Kendrick Lamar can no longer escape success. Once he dropped the single and video for “Humble.”, immediately there was a strong reaction to the body politics that were on display in the video. The response was divisive, but the song landed at #2 on the Billboard charts, showing that the Compton rapper is still at the center of many conversations. It’s been just two years since his critically adored To Pimp a Butterfly, but it feels closer to decades in the turns America’s taken. In response, Lamar doesn’t devote another 80 minutes to the black male experience of America. He returns instead to a space of comfort: himself.
An epic in ambition, scope, and subject matter, To Pimp a Butterfly called upon not only rap, but blues, funk, and jazz to try and make sense of a world of constant protests and daily news footage of black death at the hands of police. The sauna of that climate allowed “Alright” to bubble up from an album deep cut into a street march anthem. Damn pivots from tapping into that collective power; instead, on “Feel.”, Lamar wonders, “I feel like the whole world want me to pray for em / But who the f— praying for me?”

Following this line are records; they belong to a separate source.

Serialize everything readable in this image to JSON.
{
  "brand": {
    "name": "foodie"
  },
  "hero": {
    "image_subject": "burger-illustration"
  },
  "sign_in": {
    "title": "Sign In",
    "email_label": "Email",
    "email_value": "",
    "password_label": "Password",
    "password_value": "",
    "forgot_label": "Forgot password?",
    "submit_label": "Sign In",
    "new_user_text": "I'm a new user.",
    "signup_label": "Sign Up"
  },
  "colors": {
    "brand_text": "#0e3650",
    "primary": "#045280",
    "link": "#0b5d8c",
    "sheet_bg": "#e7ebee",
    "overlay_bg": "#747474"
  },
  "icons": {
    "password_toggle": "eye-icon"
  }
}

Paranoia flows through Damn. The opening track “DNA.” samples a Fox News broadcast in which Geraldo Rivera chastises Lamar for his anti-police lyrics. The irony of such a charge from an outlet whose target demographic is retired white people is not lost on Lamar, but still, on “Yah.”, he rhymes: “Fox News wanna use my name for percentage / My latest muse is my niece, she worth living / See me on the TV and scream: “That’s Uncle Kendrick!” / Yeah, that’s the business.” Lamar is constantly stressing about how he is perceived by the broader world and what exactly he can do to fight or subvert those narratives. The rapper fought the same fight with fame back on To Pimp a Butterfly, on “i,” where out loud he questioned whether he was the right leader for this important moment.

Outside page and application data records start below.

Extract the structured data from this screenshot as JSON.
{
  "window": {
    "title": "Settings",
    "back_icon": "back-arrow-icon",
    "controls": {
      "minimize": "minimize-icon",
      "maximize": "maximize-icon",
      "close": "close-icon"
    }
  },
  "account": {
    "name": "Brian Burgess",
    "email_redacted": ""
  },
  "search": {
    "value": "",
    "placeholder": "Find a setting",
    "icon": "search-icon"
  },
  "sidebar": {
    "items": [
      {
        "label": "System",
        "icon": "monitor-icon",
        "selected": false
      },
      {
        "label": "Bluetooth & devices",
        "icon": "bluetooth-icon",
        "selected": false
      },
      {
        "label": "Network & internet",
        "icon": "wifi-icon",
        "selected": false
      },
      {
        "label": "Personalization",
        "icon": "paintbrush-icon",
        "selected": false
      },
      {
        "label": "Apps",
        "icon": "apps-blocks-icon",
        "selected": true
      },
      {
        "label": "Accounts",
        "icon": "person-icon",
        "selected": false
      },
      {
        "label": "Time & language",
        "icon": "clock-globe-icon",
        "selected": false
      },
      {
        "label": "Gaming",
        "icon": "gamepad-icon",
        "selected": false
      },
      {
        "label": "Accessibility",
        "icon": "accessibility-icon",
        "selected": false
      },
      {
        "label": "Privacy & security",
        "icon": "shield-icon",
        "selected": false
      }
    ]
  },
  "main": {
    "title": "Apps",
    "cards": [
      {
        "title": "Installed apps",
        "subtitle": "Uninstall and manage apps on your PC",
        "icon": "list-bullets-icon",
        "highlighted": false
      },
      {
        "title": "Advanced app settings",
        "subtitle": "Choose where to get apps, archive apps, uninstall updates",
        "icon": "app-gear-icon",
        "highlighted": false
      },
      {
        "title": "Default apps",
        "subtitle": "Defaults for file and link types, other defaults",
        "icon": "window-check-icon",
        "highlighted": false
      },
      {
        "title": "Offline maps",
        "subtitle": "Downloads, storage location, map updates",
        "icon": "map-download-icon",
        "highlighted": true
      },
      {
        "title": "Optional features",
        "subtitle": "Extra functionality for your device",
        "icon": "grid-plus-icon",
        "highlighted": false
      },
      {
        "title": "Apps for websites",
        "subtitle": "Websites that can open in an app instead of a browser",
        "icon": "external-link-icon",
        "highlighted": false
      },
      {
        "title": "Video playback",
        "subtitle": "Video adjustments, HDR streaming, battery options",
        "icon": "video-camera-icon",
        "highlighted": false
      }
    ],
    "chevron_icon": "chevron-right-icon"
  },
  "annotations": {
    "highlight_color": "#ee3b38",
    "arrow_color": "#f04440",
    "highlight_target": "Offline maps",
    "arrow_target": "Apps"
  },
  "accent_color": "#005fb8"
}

Lyrically, not only is he fighting with himself, but the political statement he made on To Pimp a Butterfly is scaled back on Damn. On his last outing, Lamar opened by sampling Boris Gardiner’s “Every N—– Is a Star” and jumped into spacey funk by Thundercat, Flying Lotus, and George Clinton that set the tone for the album. Damn removes Lamar from the lineage of black protest music invoked by the 70’s funk of To Pimp a Butterfly or the 90’s G-Funk that was laced throughout his 2012 major label debut good kid, m.A.A.d. City. Longtime collaborator Sounwave handles a lot of production on Damn, and the album regresses back to the staid underground rap production of Lamar’s early work, like Section .80 and Overly Dedicated. Mike WILL Made-It offers some musical flourishes on the industrial clank on “Humble.”, and BadBadNotGood offers a bit of melancholy on “Lust.” Still, the political urgency of To Pimp a Butterfly is nowhere to be found on Damn.
Lamar appears eager to take a step down from the cultural pedestal he was foisted upon and instead return back to his own story. That personal narrative carries the final few songs; on “Fear.”, Lamar recounts his life on three different occasions, and on “Duckworth.”, he retraces the steps that led him to rap success and imagines an alternate, unknown path. Pulling back on the reins is a move Lamar’s closest peers, Drake and J. Cole, also made on their last projects, which were major releases that didn’t try to invent a new narrative or try to directly address the political moment. Even the big guests here, Rihanna and U2, do not land on momentous singles or obvious radio plays. They’re here to support on songs, “Loyalty.” and “XXX.”, that are fully wrapped up in Lamar’s personal demons.
On “XXX.”, Lamar mentions the election of Donald Trump, but it’s in service of an instant nostalgia for the Obama years: “Donald Trump’s in office, we lost Barack / And promised to never doubt him again.” Last year, fellow Compton rapper YG found a political purse with his anthem “FDT (F— Donald Trump),” but here Lamar is still struggling, along with the greater rap community, to find the right response.
Damn is an attempt to cast off the weight his music would be asked to bear. The longstanding rap DJ Kid Capri is included throughout the album saying “New Kung Fu Kenny,” which adds bit of levity into Lamar’s music. Last year Beyoncé and Solange produced albums that were personal, but also tapped into the nerve of black American struggles. Here, Lamar appears unsure if he can sustain that voice. “30 shows a month and I still won’t buy me no Lexus,” he raps on “Fear.”, making it clear that even with success, he’s not confident he has the answers to the questions the world keeps asking.